Mudcat Café message #3935252 The Mudcat Café TM
Thread #162666   Message #3935252
Posted By: Jim Carroll
04-Jul-18 - 12:47 PM
Thread Name: New Book: Folk Song in England
Subject: RE: New Book: Folk Song in England
"'Popular ballads'."
Of the people - I posted this earlier (01 Oct 17 - 02:49 PM ) - sorry - I post too much
Child appeared to lose interest in the ballads after their publication and much of what he believed is still shrouded in conjecture.
There is no evidence as far as I have ever come across that his 'common origins' belief ever changed, nor is there any evidence that he ever changed his contempt for broadsides (as has been suggested in previous arguments)   
A great deal of information lies in his correspondence with other scholars
Child was of his time and background, with all the restrictions that implies, but on the other hand, he wasn't alone in his belief that these songs belonged to the countryside rather than the towns
Much work has been done since, none of which changes that view in any way apart from the unsubstantiated suggestion that the rural poor were incapable of producing the ballads.

Typical of these was Phillips Barry's note to 'The Lake of Col Finn, in the Vermont collection, 'The New Green Mountain Songster' in 1939:
"Popular tradition, however, does not mean popular origin. In the case of our ballad, the underlying folklore is Irish de facto, but not de-jure: the ballad is of Oriental and literary origin, and has sunk to the level of the folk which has the keeping of folklore. To put it in a single phrase, memory not invention is the function of the folk".   

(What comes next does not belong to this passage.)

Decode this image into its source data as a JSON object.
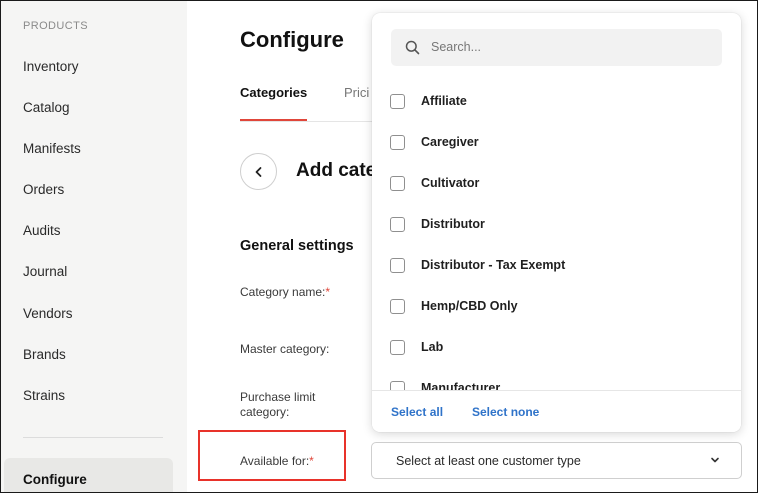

Everything I have experienced in working with singers has confirmed this to be offensively inaccurate   
Sorry to repeat this as much as I do but I find it cathartic
Ironically, Barry displayed exactly the opposite attitude to other songs in the cllection

As I said before, once we accept that country people were capable of and inclined towards song making, then surely it is logical to accept that they could and probably did make a great number of them, if not most
The the familiarity with the subject matter and the use of vernacular language weighs heavily in favour of that probability.

My view is no more 'purist' than that of the majority of singers and researchers up to comparatively recently
Up to now, folk song has always been regarded as 'The Voice of the People'
The Topic Records major series drew its title from this description, Lloyd assembled a thirteen programme series of international folk songs entitled 'Songs of the People' back in the 1970s without a hint of protest from anywhere... this is what people thought and believed without question.

The term 'purist' is a revival, one as is 'finger-in-ear' and 'folk-police'
They all came to prominence when the club scene appeared to become bored with the old repertoire and began looking elsewhere.
I've never come across a major opposition to the fact that Topic and Leader Records more or less confined their output to a certain definition.

The first time I ever came across it was when we issued a cassette of Irish Traveller songs and a reviewer complained that there were no Country and Western items included.
The inclusion of Victorian and early 20th century popular songs within the definition really is a new kid on the block

It really isn't a matter of excluding or disallowing anything
MacColl's Song Carriers statement is fairly inclusive of published songs that have been absorbed into an oral tradition
I don't know anybody ever disallowing Wild Rover, though Walter Pardon once said about 'Farmers Boy', "That song was written by someone who couldn't tell the difference between wheat and barley"

It never has been about where singers picked up their songs; rather it is about what they did with them when they got them, particularly how they took ownership of them and treated them as their own
Are there significantly differing versions of 'When the Fields Were White With Daisies or 'Bird in a Gilded Cage'
It's awfully difficult to take ownership of a song with somebody else's name on it and a damn sight more difficult when it has a (c) next to the title.
Jim Carroll